# RECORDS SUPPLIED
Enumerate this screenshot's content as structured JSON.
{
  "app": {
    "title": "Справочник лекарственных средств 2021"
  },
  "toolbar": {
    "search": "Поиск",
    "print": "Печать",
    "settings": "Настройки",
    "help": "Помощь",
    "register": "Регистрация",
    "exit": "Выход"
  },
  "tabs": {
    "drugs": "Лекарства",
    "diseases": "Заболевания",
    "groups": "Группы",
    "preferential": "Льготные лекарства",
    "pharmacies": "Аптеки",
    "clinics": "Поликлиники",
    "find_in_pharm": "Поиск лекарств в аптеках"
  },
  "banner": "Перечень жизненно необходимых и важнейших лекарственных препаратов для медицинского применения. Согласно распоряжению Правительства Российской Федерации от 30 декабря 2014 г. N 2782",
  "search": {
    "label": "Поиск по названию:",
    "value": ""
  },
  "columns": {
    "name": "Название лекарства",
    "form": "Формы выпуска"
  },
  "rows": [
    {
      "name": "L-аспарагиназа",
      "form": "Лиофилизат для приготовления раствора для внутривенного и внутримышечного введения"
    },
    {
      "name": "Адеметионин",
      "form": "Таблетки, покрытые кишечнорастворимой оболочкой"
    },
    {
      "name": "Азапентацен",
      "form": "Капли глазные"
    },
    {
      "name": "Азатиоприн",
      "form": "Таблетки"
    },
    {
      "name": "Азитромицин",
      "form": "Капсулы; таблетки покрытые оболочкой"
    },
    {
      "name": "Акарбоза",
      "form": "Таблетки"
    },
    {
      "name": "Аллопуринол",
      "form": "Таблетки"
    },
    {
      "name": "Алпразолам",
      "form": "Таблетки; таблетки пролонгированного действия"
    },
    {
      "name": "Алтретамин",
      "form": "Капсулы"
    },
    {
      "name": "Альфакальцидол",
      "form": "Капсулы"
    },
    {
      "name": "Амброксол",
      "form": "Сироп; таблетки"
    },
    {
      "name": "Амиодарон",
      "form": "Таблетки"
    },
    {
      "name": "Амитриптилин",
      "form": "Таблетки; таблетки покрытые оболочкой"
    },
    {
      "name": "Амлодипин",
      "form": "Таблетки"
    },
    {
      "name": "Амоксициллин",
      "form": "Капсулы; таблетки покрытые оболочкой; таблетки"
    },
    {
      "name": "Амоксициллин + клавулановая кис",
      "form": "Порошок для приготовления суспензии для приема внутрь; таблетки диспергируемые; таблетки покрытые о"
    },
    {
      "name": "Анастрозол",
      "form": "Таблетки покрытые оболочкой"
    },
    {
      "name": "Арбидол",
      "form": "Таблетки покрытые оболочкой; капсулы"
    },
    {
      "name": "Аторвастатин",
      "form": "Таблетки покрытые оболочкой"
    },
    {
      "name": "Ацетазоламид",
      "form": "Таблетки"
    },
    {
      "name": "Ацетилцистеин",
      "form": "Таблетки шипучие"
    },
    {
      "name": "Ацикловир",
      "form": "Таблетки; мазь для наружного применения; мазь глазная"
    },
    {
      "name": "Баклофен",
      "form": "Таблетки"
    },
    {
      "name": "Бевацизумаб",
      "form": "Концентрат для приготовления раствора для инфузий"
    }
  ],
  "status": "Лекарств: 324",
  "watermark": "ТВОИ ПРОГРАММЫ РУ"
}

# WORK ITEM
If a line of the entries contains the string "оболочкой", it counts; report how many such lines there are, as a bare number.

# PROBLEM SOLUTION
7